> _Task statement_: Using the records below, count the lines with "cloud" in them. Give the number only.

Entries taken from a collection
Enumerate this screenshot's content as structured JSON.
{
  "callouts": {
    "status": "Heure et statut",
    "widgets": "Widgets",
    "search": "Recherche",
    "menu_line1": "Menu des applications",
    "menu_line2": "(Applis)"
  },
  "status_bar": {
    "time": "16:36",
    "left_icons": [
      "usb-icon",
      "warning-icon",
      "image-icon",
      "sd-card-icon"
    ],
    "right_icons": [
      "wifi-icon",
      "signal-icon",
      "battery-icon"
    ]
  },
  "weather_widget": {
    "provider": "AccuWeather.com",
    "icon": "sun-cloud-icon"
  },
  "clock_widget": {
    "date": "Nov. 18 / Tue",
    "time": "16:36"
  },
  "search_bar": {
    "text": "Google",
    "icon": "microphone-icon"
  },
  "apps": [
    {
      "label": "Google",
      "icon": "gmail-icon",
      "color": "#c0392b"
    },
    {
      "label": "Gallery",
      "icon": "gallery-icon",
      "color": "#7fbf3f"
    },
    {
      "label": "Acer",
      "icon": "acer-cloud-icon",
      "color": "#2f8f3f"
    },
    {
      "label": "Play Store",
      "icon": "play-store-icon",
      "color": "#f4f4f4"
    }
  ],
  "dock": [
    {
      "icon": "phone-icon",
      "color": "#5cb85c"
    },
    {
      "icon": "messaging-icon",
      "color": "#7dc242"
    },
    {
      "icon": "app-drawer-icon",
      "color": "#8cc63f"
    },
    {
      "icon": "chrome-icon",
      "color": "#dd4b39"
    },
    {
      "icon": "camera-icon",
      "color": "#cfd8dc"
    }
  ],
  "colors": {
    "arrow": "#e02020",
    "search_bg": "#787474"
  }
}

> _Solution for this exercise_: 2